Bill Parcells would not have liked the provisions of the new collective bargaining agreement guaranteeing players four consecutive off days over their bye week, including the weekend.
The former Cowboys head coach would force players to stay in town as long as possible, separating their off days, because he so feared his players jetting off somewhere far away from the reservation and getting themselves in trouble, or if nothing else, completely forgetting about their football responsibilities.
For Cowboys coaches, the hope is that this down time is a chance for players to rest their respective bumps and bruises, get healthy and refreshed, and be ready to go next week in preparation for a tough game against New England. They're truly on their own for the time being, and can go visit their school, go see their parents, stay at home, anything.
The worst case scenario is for some to treat the four days off as a miniature spring break, over-doing it at the club, or getting themselves in trouble somehow, so decision-making was emphasized with the players on their last day together for this week, on Wednesday morning.
"We had a nice hour-and-a-half life skills meeting this morning," Jason Garrett said. "It's mandated by the league, but it's great for everybody to hear."
Last year, when their season was ended short of the playoffs, Garrett encouraged his players to watch the postseason games to gain an appreciation for what they were missing, and what they could personally do to get the team in the hunt in 2011. There is no such directive this weekend.

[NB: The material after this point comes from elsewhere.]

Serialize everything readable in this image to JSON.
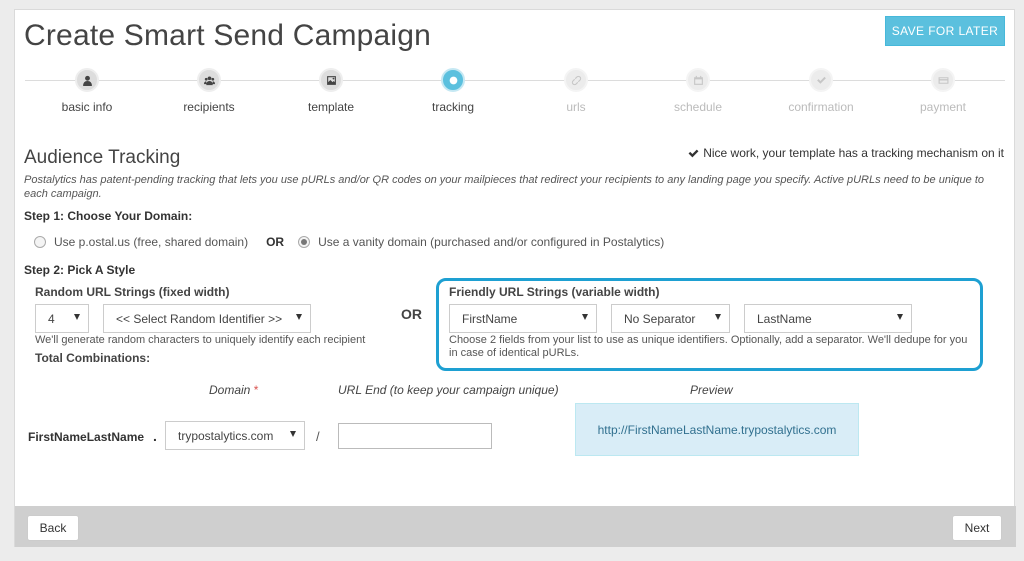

"I think it's probably a personal choice," Garrett said. "One of the things that I find for myself, and I think our coaches and players find as well, is sometimes you're drawn to it. You say, 'Ah, I'm not going to watch football.' And then all of a sudden the game's on and you get caught up in it. I think we have a combination of guys. Some guys will want to get away from it. Some guys will want to watch it, and be real in-tune to what's going on this weekend."